Data records for software interfaces:
== == ==
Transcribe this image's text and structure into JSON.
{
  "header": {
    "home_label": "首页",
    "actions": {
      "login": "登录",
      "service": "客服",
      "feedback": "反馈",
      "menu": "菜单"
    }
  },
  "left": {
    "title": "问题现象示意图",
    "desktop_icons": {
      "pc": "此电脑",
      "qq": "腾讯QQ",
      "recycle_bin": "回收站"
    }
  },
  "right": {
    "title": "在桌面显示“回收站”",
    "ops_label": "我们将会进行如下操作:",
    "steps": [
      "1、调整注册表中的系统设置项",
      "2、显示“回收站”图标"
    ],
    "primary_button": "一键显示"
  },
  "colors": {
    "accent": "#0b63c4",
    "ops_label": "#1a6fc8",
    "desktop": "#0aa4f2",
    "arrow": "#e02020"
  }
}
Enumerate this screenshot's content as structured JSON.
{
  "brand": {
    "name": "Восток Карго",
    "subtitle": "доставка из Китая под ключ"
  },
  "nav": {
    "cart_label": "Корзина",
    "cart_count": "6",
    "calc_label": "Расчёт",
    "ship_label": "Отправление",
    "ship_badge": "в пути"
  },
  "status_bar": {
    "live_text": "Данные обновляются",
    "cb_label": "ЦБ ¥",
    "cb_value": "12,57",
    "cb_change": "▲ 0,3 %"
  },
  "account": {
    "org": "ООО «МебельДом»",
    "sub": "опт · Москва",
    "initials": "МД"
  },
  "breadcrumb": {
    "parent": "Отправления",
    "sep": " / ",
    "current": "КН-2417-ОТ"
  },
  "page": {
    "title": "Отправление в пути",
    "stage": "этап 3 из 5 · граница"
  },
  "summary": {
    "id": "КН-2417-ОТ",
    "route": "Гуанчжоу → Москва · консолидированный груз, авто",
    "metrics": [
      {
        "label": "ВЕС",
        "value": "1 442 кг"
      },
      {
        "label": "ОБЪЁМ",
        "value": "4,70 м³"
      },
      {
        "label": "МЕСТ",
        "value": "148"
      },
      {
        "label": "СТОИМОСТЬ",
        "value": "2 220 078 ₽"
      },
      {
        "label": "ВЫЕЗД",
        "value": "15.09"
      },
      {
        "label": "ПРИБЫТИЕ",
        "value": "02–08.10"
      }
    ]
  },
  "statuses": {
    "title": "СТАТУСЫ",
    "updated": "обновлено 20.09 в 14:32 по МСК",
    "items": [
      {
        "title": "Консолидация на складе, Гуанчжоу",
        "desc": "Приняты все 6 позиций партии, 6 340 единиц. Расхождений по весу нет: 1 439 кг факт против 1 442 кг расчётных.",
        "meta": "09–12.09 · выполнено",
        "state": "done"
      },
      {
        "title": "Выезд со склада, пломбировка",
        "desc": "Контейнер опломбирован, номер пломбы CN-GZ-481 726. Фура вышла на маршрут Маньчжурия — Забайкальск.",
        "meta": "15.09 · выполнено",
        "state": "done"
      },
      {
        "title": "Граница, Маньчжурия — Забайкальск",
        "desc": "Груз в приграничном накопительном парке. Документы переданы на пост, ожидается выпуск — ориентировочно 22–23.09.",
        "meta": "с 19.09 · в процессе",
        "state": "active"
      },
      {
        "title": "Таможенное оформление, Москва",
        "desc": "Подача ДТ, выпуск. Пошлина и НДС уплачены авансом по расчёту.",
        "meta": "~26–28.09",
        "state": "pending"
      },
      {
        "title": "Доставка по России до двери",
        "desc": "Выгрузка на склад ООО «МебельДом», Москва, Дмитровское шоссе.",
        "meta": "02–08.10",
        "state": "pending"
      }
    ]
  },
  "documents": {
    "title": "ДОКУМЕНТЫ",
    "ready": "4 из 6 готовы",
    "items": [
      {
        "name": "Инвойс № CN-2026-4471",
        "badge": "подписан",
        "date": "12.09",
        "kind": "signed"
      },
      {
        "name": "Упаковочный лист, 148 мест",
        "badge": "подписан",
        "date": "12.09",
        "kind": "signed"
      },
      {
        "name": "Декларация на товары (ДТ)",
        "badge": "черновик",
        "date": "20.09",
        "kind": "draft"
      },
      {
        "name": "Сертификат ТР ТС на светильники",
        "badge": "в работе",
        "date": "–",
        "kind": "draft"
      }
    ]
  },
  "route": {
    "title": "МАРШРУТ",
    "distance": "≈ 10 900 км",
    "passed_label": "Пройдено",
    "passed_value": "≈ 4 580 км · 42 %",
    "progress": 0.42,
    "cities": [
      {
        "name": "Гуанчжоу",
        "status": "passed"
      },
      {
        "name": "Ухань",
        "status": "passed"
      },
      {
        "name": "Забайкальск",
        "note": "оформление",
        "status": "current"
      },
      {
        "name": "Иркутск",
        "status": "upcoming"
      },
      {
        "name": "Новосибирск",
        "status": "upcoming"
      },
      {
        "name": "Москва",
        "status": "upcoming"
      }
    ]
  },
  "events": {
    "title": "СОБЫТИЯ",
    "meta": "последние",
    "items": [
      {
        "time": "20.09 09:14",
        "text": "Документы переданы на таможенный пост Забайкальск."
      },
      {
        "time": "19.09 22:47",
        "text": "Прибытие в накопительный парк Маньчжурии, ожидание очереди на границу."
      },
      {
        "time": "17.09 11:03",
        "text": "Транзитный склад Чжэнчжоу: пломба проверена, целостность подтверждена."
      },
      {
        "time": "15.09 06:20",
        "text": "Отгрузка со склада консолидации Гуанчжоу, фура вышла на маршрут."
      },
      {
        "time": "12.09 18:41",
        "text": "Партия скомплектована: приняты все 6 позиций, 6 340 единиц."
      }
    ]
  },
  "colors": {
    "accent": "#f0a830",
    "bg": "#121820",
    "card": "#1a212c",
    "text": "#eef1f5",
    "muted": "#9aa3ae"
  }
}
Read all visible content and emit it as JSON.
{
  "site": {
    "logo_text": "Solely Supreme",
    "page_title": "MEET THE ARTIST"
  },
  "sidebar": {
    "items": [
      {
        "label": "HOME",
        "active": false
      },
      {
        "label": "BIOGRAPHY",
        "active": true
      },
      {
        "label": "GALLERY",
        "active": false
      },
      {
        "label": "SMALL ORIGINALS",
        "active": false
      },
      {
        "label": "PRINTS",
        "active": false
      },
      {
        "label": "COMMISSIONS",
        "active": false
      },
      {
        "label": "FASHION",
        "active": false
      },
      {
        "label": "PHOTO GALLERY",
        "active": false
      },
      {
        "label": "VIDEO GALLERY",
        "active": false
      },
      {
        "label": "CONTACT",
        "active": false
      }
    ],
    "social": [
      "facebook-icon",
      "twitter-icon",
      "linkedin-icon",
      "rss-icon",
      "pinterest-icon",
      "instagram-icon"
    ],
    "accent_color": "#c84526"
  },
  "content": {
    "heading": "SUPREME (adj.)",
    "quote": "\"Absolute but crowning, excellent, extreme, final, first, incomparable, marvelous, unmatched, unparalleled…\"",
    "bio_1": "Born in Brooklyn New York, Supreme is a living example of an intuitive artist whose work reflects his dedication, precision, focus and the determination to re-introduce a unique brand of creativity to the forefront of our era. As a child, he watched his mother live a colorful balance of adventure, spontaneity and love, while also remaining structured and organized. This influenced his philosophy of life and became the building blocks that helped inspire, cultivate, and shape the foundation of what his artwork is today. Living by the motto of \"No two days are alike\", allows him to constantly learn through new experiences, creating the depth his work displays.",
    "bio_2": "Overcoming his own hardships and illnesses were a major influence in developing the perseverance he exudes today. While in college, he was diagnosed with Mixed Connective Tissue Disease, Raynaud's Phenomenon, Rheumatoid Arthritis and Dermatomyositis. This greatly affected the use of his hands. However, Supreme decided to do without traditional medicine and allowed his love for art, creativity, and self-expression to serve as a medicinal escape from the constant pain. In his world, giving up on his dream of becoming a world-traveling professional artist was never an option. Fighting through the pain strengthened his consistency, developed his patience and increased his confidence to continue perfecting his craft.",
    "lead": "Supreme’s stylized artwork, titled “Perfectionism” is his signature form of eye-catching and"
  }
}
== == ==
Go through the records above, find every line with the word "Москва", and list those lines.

§ RESULT OF THIS TASK:
    "sub": "опт · Москва",
    "route": "Гуанчжоу → Москва · консолидированный груз, авто",
        "title": "Таможенное оформление, Москва",
        "desc": "Выгрузка на склад ООО «МебельДом», Москва, Дмитровское шоссе.",
        "name": "Москва",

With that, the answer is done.